→ **Problem description**
Go through the records below and copy out every line holding "JSON".

======== Data to use

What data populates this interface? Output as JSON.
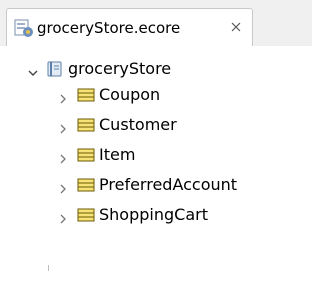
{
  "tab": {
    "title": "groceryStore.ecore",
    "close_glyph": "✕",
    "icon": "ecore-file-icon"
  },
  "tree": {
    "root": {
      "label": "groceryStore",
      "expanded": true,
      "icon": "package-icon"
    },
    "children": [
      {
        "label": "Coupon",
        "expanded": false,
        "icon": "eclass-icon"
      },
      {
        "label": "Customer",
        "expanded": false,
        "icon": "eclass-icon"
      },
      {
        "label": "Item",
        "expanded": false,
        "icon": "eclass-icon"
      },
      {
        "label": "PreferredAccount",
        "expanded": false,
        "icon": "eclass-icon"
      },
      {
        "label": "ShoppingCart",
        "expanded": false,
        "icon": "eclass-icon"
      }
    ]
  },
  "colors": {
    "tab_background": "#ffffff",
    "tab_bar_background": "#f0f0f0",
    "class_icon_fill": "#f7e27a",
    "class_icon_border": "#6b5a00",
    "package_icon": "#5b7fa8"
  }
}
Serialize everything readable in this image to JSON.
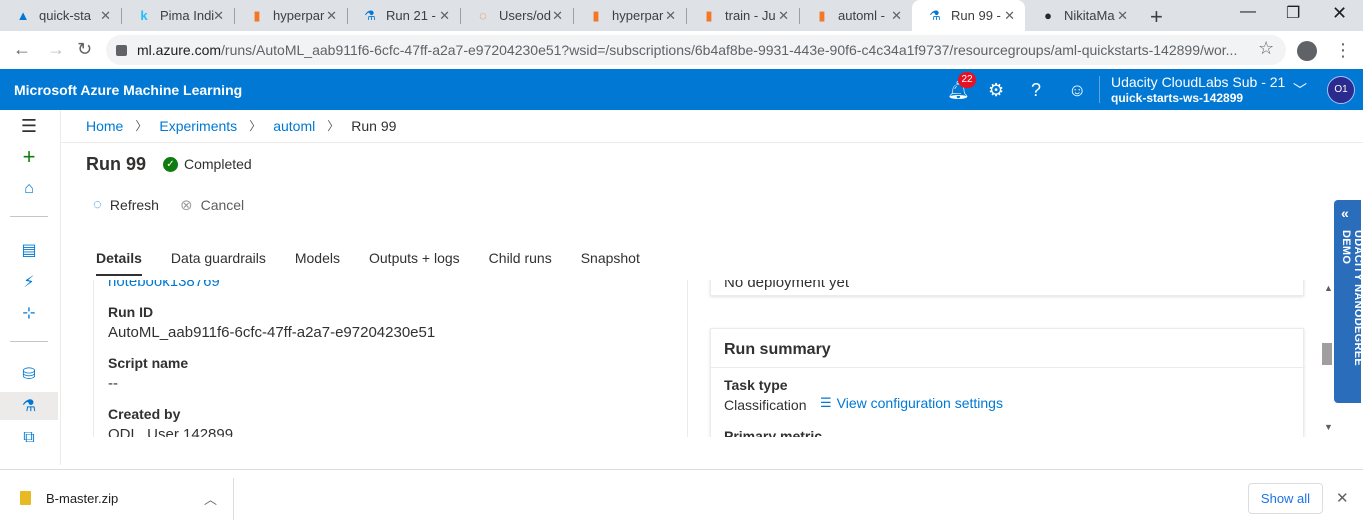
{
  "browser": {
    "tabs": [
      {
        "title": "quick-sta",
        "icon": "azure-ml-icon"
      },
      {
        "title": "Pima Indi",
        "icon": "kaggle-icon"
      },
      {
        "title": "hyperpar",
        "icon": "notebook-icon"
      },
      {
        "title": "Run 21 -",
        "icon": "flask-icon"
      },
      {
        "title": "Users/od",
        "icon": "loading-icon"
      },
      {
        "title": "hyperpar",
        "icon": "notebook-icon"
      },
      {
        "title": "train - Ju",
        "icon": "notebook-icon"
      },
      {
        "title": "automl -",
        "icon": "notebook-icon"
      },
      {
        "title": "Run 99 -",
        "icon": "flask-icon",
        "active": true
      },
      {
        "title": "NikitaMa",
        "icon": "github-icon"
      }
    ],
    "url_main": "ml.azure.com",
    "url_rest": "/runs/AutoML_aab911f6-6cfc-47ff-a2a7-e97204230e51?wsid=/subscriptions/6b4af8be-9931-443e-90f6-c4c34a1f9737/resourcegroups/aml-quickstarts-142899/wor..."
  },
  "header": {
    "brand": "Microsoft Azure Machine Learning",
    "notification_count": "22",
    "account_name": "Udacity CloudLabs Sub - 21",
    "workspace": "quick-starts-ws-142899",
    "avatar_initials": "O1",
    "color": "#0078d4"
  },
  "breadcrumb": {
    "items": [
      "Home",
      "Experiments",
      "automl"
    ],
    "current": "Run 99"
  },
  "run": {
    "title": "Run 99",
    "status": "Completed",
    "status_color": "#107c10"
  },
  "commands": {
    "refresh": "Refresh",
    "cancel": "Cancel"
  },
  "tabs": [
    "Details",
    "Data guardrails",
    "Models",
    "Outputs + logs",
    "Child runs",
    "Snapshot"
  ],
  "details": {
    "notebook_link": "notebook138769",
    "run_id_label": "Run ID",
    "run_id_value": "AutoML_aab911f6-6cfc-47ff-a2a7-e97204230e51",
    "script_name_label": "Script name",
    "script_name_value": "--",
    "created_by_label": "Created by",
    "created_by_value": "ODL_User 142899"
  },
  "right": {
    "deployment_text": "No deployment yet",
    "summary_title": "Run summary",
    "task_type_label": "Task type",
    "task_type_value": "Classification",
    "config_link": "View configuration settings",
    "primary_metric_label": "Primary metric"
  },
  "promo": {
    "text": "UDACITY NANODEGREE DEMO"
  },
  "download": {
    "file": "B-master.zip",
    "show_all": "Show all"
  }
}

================

→ **Exercise result**
What data populates this interface? Output as JSON.
Serialize everything readable in this image to JSON.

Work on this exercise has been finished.